The long-term effects of alcohol also depend on how much you drink, and how regularly you drink it. If you drink too much on a regular basis then you could cause yourself serious physical and mental harm. It can be a symptom of mental illness and can also be a short-term effect of some drugs. A person’s sexuality can also be an important factor, where sources say gay men tend to imbibe illegal drugs more than gay women.

Experiences of treatment and recovery from SUD can also differ across gender . Pregnancy, childbirth, and motherhood are regularly reported as factors preventing women from accessing AOD treatment (35–38). Women are also at an elevated risk of experiencing co-occurring mental health or personality disorders in comparison to men (39–42).

Why are drug-related deaths among women increasing in Scotland? – full report

Being in a rehab centre means that you have a guide along the way, who keeps an eye on your progress and encourages you onto the next steps. These can all be accessed either as outpatient weekly sessions, or as part of a live-in rehabilitation programme. Organisations that focus on helping women with addiction, such as Women for Sobriety, were established to create safe spaces that are catered to women’s needs. In this section, we help explain what the alcohol rehab process entails, and how we can assist you or a loved one select rehab that’s best suited to your needs. Support and encourage women to attend by providing transport and refreshments before treatment sessions.

  • “My addiction was a full time job, so I treat my recovery the same, because without recovery I have nothing,” she explained.
  • Three female residents in Castle Craig’s Serenity House talk about how women’s therapy has helped them open up more in therapy sessions.
  • In this section, we provide help and advice around the topic of mental health.
  • The women’s experiences are singularly personal to them, yet taken together they offer deeper understanding of the bodily experiences that shape their health as they transition into and through recovery.
  • The authors wish to acknowledge the women who shared their experiences with us, and the housing service workers who support them.
  • They provide information and selfhelp materials for callers worried about their own drinking, and to support the family and friends of people who are drinking.

However, the name is now wrong, because since 2016 they have been made illegal. You can find more information about ‘Cannabis and mental health’ by clicking here. “I’ve had broken ribs, a broken arm and many scars where I’ve been bitten and cut. I was in constant physical pain and I’d wake up in the night gasping for breath.

The first author checked a sample of five transcripts against the recorded data for quality control to ensure their accuracy. In addition, 17 participants were given the opportunity to read through their transcripts. Two participants did not have an opportunity to check their transcript as there was no way to contact them without going through a third person. Maintaining their confidentiality was crucial and as such their transcripts were not forwarded. Of the 17 who were given the opportunity to read and check their transcripts, 12 took up the offer and five responded positively.
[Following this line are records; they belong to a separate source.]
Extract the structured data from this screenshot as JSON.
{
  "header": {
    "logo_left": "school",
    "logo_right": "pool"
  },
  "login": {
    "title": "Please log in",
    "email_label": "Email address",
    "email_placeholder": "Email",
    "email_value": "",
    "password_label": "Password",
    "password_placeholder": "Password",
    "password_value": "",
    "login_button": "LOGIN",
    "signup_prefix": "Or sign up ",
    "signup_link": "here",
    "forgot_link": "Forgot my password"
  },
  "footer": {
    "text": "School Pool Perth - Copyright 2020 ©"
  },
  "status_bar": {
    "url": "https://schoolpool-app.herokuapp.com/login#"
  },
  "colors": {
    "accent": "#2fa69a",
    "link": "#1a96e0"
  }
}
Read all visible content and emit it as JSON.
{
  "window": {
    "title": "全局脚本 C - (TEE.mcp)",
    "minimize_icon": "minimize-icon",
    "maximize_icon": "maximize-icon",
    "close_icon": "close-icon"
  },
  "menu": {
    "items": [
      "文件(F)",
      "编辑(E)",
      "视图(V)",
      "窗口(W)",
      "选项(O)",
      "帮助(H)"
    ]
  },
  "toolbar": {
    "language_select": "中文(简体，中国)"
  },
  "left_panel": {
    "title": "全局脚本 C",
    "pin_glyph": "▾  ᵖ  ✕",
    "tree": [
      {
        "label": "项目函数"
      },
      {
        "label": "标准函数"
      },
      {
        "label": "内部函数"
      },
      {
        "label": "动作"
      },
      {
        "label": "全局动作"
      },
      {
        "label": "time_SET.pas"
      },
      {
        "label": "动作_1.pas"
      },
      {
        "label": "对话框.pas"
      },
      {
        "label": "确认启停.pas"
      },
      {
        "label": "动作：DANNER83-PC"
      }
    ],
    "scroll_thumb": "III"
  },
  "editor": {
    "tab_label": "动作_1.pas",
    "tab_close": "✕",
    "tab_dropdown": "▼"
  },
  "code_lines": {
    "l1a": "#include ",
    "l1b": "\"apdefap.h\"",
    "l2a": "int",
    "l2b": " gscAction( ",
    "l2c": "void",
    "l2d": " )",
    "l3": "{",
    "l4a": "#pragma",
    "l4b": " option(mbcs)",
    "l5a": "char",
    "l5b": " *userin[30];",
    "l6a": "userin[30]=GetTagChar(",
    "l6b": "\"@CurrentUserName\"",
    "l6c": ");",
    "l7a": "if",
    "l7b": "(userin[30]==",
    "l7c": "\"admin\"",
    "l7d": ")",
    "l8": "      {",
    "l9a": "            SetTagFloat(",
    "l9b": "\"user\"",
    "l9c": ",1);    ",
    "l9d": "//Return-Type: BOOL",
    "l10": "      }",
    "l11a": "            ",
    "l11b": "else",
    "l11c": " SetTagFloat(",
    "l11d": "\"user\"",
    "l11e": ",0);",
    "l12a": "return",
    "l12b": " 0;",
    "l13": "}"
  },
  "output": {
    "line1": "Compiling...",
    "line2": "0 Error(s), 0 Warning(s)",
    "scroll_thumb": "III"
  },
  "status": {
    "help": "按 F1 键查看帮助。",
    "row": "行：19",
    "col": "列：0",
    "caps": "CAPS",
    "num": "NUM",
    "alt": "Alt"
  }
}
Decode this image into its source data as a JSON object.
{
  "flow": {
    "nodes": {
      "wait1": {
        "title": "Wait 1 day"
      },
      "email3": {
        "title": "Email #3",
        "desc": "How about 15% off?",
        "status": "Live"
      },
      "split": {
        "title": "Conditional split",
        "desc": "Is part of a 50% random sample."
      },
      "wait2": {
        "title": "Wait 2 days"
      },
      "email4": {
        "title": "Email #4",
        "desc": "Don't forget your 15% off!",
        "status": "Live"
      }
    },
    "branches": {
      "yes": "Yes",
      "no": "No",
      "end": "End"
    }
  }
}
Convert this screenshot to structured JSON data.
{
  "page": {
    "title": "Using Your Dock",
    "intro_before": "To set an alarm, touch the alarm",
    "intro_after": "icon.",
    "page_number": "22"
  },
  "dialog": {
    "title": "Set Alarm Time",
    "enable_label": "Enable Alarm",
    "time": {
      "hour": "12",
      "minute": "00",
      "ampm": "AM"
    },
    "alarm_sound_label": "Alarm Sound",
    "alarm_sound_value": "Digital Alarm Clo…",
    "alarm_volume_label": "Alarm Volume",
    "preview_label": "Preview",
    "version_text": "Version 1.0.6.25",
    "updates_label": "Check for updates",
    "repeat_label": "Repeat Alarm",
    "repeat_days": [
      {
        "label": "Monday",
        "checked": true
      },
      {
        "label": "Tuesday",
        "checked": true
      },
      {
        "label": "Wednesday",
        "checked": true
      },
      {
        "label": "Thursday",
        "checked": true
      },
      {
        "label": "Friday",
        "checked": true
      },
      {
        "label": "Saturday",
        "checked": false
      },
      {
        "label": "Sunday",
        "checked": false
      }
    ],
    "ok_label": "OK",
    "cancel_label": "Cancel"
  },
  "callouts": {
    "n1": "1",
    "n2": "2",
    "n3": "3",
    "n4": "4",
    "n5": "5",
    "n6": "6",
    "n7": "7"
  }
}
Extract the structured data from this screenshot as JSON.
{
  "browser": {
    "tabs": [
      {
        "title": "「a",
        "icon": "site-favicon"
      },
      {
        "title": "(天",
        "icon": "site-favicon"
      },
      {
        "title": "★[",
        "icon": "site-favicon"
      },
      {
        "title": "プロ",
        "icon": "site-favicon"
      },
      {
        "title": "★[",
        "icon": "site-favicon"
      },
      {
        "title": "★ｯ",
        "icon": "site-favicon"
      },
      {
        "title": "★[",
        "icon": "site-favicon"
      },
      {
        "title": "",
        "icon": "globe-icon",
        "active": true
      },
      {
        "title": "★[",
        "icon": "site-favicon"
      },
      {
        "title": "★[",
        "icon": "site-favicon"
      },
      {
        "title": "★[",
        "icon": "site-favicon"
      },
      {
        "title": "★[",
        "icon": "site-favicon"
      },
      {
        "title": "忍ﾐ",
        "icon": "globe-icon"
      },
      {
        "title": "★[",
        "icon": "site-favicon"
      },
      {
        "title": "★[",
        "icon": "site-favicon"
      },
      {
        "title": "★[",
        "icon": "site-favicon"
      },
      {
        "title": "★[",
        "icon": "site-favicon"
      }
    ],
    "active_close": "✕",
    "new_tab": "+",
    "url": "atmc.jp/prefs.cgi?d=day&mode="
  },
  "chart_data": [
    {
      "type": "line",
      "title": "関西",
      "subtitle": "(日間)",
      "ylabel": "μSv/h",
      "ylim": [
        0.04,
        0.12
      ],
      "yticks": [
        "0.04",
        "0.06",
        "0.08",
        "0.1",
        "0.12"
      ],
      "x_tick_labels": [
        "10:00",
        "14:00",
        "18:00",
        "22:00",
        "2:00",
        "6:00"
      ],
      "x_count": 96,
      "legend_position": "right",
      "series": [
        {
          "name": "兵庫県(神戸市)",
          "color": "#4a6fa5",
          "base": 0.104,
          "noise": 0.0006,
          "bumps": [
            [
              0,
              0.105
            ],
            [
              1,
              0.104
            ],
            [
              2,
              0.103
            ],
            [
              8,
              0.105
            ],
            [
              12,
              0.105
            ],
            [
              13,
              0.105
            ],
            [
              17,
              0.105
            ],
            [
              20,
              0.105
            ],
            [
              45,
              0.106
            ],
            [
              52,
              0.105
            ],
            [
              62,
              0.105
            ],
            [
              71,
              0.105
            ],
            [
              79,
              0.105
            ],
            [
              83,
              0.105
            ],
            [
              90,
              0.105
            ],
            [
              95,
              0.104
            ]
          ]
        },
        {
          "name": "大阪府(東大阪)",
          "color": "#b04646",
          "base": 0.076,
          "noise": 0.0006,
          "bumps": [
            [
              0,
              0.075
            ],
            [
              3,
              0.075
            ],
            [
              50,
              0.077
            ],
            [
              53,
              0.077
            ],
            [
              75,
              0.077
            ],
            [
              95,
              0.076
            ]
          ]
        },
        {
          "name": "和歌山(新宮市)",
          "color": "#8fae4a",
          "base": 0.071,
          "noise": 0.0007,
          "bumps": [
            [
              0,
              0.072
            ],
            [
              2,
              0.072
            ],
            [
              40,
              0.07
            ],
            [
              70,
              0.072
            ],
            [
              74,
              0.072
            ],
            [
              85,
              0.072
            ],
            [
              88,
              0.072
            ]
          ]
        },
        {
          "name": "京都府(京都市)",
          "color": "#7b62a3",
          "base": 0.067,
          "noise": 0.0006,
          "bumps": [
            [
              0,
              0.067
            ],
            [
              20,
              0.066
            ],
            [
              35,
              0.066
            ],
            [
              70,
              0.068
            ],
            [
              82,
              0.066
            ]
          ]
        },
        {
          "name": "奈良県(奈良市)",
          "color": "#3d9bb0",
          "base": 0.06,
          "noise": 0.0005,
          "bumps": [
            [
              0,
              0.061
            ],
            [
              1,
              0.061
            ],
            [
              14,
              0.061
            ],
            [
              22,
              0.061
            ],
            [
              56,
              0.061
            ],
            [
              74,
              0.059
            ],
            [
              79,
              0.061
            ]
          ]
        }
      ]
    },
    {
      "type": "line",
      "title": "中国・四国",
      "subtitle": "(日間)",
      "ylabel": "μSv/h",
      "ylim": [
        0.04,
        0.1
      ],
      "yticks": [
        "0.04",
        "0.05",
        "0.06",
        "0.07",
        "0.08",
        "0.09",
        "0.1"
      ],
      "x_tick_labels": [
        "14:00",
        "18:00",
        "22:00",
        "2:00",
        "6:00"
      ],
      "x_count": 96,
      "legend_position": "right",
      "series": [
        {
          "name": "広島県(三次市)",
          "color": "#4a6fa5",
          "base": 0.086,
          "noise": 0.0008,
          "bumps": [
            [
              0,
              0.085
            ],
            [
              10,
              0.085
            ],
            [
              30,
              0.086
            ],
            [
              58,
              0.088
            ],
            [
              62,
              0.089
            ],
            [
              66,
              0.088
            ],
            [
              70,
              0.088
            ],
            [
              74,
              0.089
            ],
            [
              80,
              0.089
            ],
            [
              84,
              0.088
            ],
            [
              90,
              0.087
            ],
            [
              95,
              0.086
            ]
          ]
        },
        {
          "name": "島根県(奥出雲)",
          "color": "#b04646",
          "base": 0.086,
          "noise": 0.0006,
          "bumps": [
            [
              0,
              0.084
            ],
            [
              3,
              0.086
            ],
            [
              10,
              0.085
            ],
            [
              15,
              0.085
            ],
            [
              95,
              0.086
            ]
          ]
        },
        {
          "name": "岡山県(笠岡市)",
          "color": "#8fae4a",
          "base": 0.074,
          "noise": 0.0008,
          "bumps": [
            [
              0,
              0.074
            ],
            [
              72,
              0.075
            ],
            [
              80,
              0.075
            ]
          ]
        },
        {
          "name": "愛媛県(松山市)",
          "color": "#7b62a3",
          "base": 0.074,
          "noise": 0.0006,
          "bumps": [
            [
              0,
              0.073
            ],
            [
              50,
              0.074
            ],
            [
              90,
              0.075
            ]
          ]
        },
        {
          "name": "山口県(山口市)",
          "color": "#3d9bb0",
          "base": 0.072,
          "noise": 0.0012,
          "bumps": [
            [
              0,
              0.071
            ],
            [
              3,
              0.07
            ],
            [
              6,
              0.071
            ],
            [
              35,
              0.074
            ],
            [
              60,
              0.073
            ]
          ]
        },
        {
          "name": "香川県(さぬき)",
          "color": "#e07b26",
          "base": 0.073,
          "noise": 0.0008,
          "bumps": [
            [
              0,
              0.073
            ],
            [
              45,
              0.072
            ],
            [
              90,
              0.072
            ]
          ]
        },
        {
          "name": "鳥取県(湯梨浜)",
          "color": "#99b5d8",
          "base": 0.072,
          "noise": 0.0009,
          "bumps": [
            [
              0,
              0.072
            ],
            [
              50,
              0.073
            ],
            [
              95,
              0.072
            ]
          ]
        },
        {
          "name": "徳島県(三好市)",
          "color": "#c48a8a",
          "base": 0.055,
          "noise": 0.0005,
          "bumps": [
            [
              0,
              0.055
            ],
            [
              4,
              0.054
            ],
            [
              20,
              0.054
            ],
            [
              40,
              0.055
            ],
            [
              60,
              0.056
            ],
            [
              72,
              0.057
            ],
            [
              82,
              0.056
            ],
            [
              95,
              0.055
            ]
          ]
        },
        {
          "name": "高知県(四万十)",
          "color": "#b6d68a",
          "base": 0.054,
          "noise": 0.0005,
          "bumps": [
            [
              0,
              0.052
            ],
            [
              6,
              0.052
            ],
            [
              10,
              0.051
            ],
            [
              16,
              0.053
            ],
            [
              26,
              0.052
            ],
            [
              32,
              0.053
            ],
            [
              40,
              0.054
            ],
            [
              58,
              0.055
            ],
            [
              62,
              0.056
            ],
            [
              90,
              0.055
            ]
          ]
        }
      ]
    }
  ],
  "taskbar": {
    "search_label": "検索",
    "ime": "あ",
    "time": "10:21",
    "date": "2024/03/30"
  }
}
Immediately, we could see that women are approximately half as likely as men to develop a substance abuse disorder, but are more likely to seek immediate medical help. Paradoxically, they’re also more likely to overdose when abusing substances. Alarmingly, decades of research into addiction and substance abuse was oriented almost entirely towards men.